These questions waste years of our life. We try to figure out what we DO want and it’s painful. A different way of looking at the problem is with an anti-vision, which stems from a Charlie Munger Framework.
The idea is if you don’t know what you want, figure out what you don’t want to find the answer. I applied this framework early in my career.
This is what I knew for sure:
- I don’t want to be told what to do
- I don’t want my income to be capped
- I want to take mini-retirements whenever
- I don’t want to sell boring products/services
- I want to teach others what I learn each day
This anti-vision led me to write online. Then I became an online educator. And 2.5 years ago I quit my job to run an online business.
By knowing what I didn’t want, I slowly wrote and created my way to a version of life I did want. But if you’d asked me to plan this out 9 years ago, I wouldn’t have known how.
The stuff that makes your blood boil is a powerful compass. Use it.
The 10 Reps Rule
Seth Godin looks like a skinny nerd. Just like me.
So when he came out with a rule based on the gym, it surprised me. If you can lift 100 pounds once, you might be able to do it twice. And next week it could be possible to do it three times.
And if you can do a habit one time, there’s a chance you can do it ten times.
If the ten reps happen there’s a chance this habit could be maintained for years to come. Long-term habits become skills.
Skills determine your income. And income determines whether you ever reach financial freedom. As you can see, this is a huge idea. One of the best I’ve found.
Do one rep to see if you can do ten reps.
The Jeff Bezos sugar daddy rule
Divorce and retirement have done strange things to Bezos.
Now he hangs out with bikini babes and tells them to call him daddy. Who am I to judge? The other day I listened to a 90s interview with him.
Before Jeff started his Amazon bookstore, he imagined himself at 80 years of age. Full of wrinkles. One foot away from the coffin. Thinking about life.
Then it hit him … at 80 he wanted to have the fewest regrets possible. This led him to discover that if he never started Amazon during the dot com boom, he’d always regret it later in life.
I love this framework because it destroys “what ifs.” It lets you make faster decisions based on what matters.

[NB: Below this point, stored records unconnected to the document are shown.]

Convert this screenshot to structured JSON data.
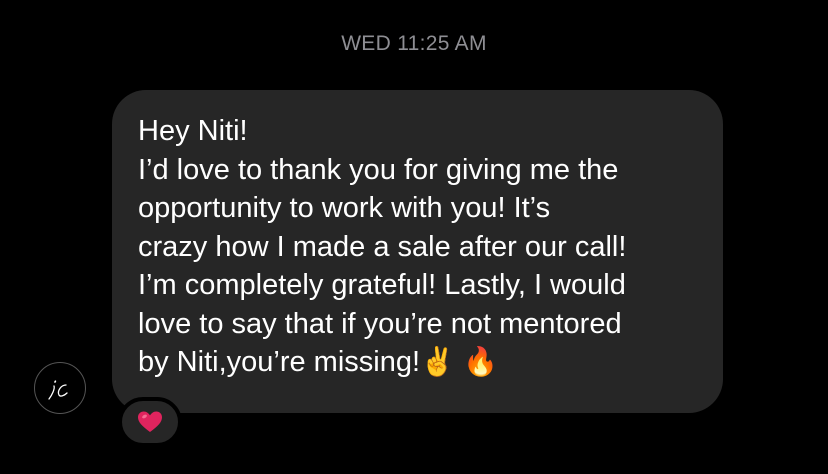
{
  "thread": {
    "timestamp": "WED 11:25 AM"
  },
  "message": {
    "greeting": "Hey Niti!",
    "lines": [
      "I’d love to thank you for giving me the",
      "opportunity to work with you! It’s",
      "crazy how I made a sale after our call!",
      "I’m completely grateful! Lastly, I would",
      "love to say that if you’re not mentored",
      "by Niti,you’re missing!"
    ],
    "emoji_1": "✌️",
    "emoji_2": "🔥"
  },
  "avatar": {
    "icon": "signature-logo-icon",
    "text": "ic"
  },
  "reaction": {
    "icon": "heart-icon",
    "emoji": "❤️",
    "color": "#e0245e"
  },
  "colors": {
    "background": "#000000",
    "bubble": "#262626",
    "timestamp": "#8e8e93",
    "text": "#ffffff"
  }
}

Too many people work jobs they hate and follow orders because they’re afraid to take a risk. And not taking that risk is what keeps them awake each night and daydreaming in meetings about why they feel something is missing.

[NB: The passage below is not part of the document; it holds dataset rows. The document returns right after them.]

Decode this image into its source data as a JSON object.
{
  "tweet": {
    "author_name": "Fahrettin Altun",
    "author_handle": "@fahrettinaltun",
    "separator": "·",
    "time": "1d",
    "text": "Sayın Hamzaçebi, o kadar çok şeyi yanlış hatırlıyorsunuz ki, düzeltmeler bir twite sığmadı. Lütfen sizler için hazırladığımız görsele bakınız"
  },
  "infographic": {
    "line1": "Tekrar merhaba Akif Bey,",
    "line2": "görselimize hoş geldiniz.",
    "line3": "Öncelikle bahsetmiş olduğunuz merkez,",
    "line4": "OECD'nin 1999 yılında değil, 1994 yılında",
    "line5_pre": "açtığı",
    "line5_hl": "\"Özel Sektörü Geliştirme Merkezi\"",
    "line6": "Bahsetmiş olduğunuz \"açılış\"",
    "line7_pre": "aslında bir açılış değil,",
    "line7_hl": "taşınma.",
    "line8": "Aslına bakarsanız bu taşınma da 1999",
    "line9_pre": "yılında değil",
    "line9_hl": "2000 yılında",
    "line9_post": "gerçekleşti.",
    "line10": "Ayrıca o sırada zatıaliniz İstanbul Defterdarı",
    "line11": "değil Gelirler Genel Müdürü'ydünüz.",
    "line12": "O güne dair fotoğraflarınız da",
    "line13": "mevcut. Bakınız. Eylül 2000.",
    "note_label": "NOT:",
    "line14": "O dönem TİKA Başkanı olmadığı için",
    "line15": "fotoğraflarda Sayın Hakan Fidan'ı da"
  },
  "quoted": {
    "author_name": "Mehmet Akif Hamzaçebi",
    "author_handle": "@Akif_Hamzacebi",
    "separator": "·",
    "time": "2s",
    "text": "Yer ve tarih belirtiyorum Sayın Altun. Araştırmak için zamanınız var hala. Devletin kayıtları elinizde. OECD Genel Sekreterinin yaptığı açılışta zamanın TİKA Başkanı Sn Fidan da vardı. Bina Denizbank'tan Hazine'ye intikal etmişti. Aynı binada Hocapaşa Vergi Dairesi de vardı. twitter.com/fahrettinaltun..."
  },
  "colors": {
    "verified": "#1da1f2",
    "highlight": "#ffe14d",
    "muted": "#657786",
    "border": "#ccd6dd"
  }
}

What’s missing is risk. Take a risk or experience regrets later.
Remember: once you’re 80 you can’t go back in time and make new decisions that wipe away the regrets.
So use the time you have to say yes to the ideas you can’t stop thinking about. The worst-case scenario in any given situation isn’t as bad as your primate brain wants you to think it is.
It’s always better to try than to talk yourself out of it. Trying produces evidence and helps guide you in life.
More small bets, less regrets.
A surprising idea from me to finish
Consuming top ideas has helped me create my own ideas.
The best one I have (so I’m told) is the 1% better decisions every day framework. It goes like this…
Decisions create forks in the road in your life. If you want to get to a better place, then you have to make different decisions to get there.
Many of us make bad decisions out of habit. And we have hidden addictions we refuse to tell anyone about which drive those decisions.
To solve the problem don’t try to make radically different decisions. Make 1% better decisions every day.
Impulse control is one of the key foundations.
How can you follow your plan rather than let temptation and addiction take over and hijack your life? That’s a powerful question to ponder.